(App and web page records)
++++

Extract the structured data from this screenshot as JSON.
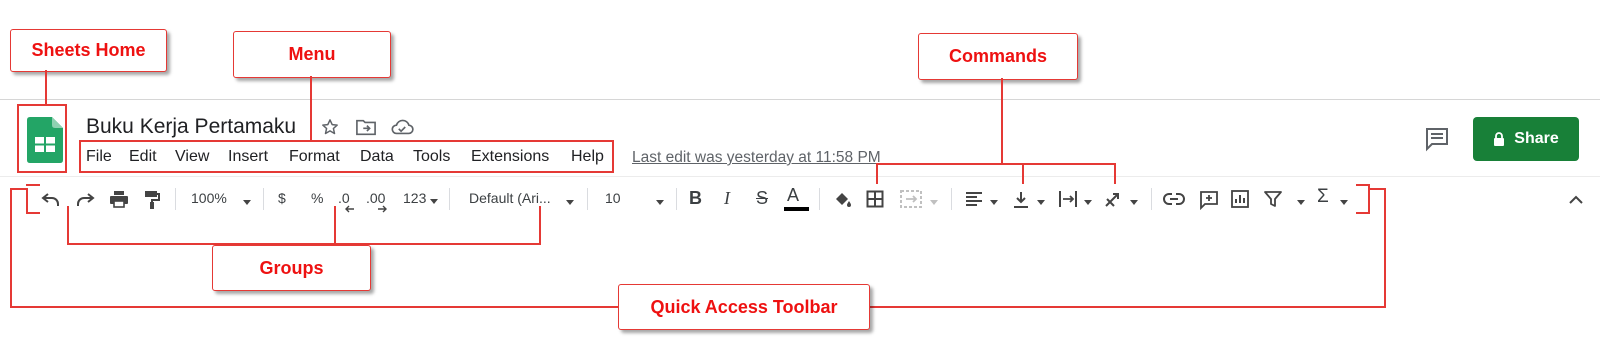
{
  "document": {
    "title": "Buku Kerja Pertamaku",
    "last_edit": "Last edit was yesterday at 11:58 PM"
  },
  "menu": [
    "File",
    "Edit",
    "View",
    "Insert",
    "Format",
    "Data",
    "Tools",
    "Extensions",
    "Help"
  ],
  "share_label": "Share",
  "toolbar": {
    "zoom": "100%",
    "currency": "$",
    "percent": "%",
    "decrease_decimal": ".0",
    "increase_decimal": ".00",
    "more_formats": "123",
    "font": "Default (Ari...",
    "font_size": "10",
    "bold": "B",
    "italic": "I",
    "strikethrough": "S",
    "text_color": "A",
    "sum": "Σ"
  },
  "annotations": {
    "sheets_home": "Sheets Home",
    "menu": "Menu",
    "commands": "Commands",
    "groups": "Groups",
    "quick_access": "Quick Access Toolbar"
  },
  "colors": {
    "annotation_red": "#e53935",
    "share_green": "#188038",
    "sheets_green": "#23a566"
  }
}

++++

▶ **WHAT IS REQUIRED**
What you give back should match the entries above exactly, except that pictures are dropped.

▶ **RESULT FOR THIS TASK**
Extract the structured data from this screenshot as JSON.
{
  "document": {
    "title": "Buku Kerja Pertamaku",
    "last_edit": "Last edit was yesterday at 11:58 PM"
  },
  "menu": [
    "File",
    "Edit",
    "View",
    "Insert",
    "Format",
    "Data",
    "Tools",
    "Extensions",
    "Help"
  ],
  "share_label": "Share",
  "toolbar": {
    "zoom": "100%",
    "currency": "$",
    "percent": "%",
    "decrease_decimal": ".0",
    "increase_decimal": ".00",
    "more_formats": "123",
    "font": "Default (Ari...",
    "font_size": "10",
    "bold": "B",
    "italic": "I",
    "strikethrough": "S",
    "text_color": "A",
    "sum": "Σ"
  },
  "annotations": {
    "sheets_home": "Sheets Home",
    "menu": "Menu",
    "commands": "Commands",
    "groups": "Groups",
    "quick_access": "Quick Access Toolbar"
  },
  "colors": {
    "annotation_red": "#e53935",
    "share_green": "#188038",
    "sheets_green": "#23a566"
  }
}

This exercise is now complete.